From the records below, extract all the text exactly and leave the images behind.

==================================================

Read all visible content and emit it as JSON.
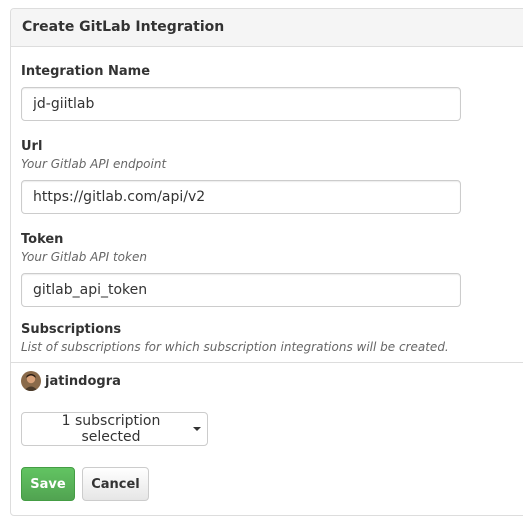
{
  "panel": {
    "title": "Create GitLab Integration"
  },
  "form": {
    "name_label": "Integration Name",
    "name_value": "jd-giitlab",
    "url_label": "Url",
    "url_hint": "Your Gitlab API endpoint",
    "url_value": "https://gitlab.com/api/v2",
    "token_label": "Token",
    "token_hint": "Your Gitlab API token",
    "token_value": "gitlab_api_token",
    "subscriptions_label": "Subscriptions",
    "subscriptions_hint": "List of subscriptions for which subscription integrations will be created."
  },
  "subscriptions": {
    "items": [
      {
        "name": "jatindogra",
        "icon": "user-avatar-icon"
      }
    ],
    "dropdown_label": "1 subscription selected"
  },
  "actions": {
    "save_label": "Save",
    "cancel_label": "Cancel"
  },
  "colors": {
    "save_button": "#5cb85c",
    "heading_background": "#f5f5f5",
    "border": "#dddddd"
  }
}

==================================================

*ANSWER TO THIS EXERCISE*.
Read all visible content and emit it as JSON.
{
  "panel": {
    "title": "Create GitLab Integration"
  },
  "form": {
    "name_label": "Integration Name",
    "name_value": "jd-giitlab",
    "url_label": "Url",
    "url_hint": "Your Gitlab API endpoint",
    "url_value": "https://gitlab.com/api/v2",
    "token_label": "Token",
    "token_hint": "Your Gitlab API token",
    "token_value": "gitlab_api_token",
    "subscriptions_label": "Subscriptions",
    "subscriptions_hint": "List of subscriptions for which subscription integrations will be created."
  },
  "subscriptions": {
    "items": [
      {
        "name": "jatindogra",
        "icon": "user-avatar-icon"
      }
    ],
    "dropdown_label": "1 subscription selected"
  },
  "actions": {
    "save_label": "Save",
    "cancel_label": "Cancel"
  },
  "colors": {
    "save_button": "#5cb85c",
    "heading_background": "#f5f5f5",
    "border": "#dddddd"
  }
}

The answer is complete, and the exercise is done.